[Read the whole of the 'Solstitium' scene here.]
My candidate for Solstitium is Sir Christopher Hatton.
|Solstitium is placid, balanced, modest. Uniquely among the servants he is treated with respect and honour throughout his examination and departs with Summer's unqualified affection.|
| The stage direction says he enters:|
'like an aged Hermit'
'like an aged Hermit'
'attended by a train of shepherds'
|Hatton died aged fifty-one: by the standards of his own day he was approaching old age. According to Robert Cecil after his appointment to the Privy Council Hatton adopted the flat cap, the sign of an elderly man. Brooks says a portrait belonging to the Tyrwhitt-Drake family shows Hatton 'seated; he wears a large ruff, has a white beard and looks rather old.'|
Like his friend Whitgift Hatton never married and his epitaph describes him as 'coelebs'. There were rumours he had an illegitimate daughter, but certainly in comparison with more sexually-active rivals like Leicester and Ralegh Hatton must always have appeared strikingly continent.
'Shepherds' are poets: Hatton, very much in contrast to Burghley, was a recognised patron of poets.
|He bears the colours black and white.||Elizabeth's colours, which Hatton adopted. Before he was able to link himself with the armigerous Cheshire family of Hatton, he adopted arms in black and white. His portraits, and even his jousting armour, tend to show him in these colours.|
Solstitium is treated with respect throughout his scene.
Compare the way Vertumnus calls him with the flippant summoning of the others:
He is then spoken of by Summer only with warm approval ('I like thy moderation wondrous well;') and keen regret ('Nought but day's eyes and fair looks gave I thee?').
|Sir Christopher Hatton had died the previous November. He had been Whitgift's dearest friend as well as his political ally. |
"In Hatton he found a friend through life at court..."(Strype)
Whitgift's chaplain, right-hand man and eventual successor, Richard Bancroft, had formerly been chaplain to Sir Christopher Hatton. Their shared affection for the late Lord Chancellor must have formed a common bond between the Archbishop and his closest aide.
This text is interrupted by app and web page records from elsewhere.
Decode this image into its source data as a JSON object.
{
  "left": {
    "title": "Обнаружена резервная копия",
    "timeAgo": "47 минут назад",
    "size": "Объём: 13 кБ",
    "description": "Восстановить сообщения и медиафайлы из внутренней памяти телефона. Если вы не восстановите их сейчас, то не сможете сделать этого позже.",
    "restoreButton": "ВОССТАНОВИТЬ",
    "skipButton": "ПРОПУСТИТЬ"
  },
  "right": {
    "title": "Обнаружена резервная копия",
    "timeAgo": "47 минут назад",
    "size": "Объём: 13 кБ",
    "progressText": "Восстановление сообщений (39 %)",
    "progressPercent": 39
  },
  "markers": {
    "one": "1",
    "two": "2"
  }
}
Any depiction of Hatton before Whitgift and Bancroft would therefore have to present the recently-deceased courtier in a tender and generous light.
Solstitium carries balances, and states |
'I love to dwell betwixt the hills and dales;
Neither to be so great to be envied,
Nor yet so poor the world should pity me.'
The keynote of Solstitium's character is his placidity.
|Hatton was a moderate - politically, religiously and by natural temperament. His rewards at Elizabeth's hands were substantial, but he was less demanding than many of her favourites. In comparison with the ambitious Ralegh he probably seemed modest, at least to the eyes of a friend. |
There are many references to Hatton's serene temper, but here's one from a letter of 1578 by Aylmer, who'd inadvertently upset him:
Evidently a longtime servant he has been elbowed out lately by greedier, younger men, and his merits overlooked: |
'Such use these times have got, that none must beg
But those that have young limbs to lavish fast.'
|Hatton first came to Elizabeth's favour in 1564, and kept it in the face of challenges from his contemporaries Oxford and Leicester. But it was Ralegh, twelve years younger, who effectively eclipsed him. After the greedy, flamboyant Sir Walter arrived on the scene Hatton fell into neglect rather than disgrace. His surprise appointment to the office of Lord Chancellor was evidently due to his friend Whitgift's influence.|
Surprisingly, although Summer has power to punish and condemn bad servants, it seems it is too late to do anything to reward the faithful Solstitium:|
'A little sooner hadst thou spoke to me
Thou hadst been heard: but now the time is past.'
Death waiteth at the door for thee and me...'
Will Summer:'Let us have no more of these grave matters'
Why is the time for doing good to Solstitium past? Because Hatton had died eleven months previously.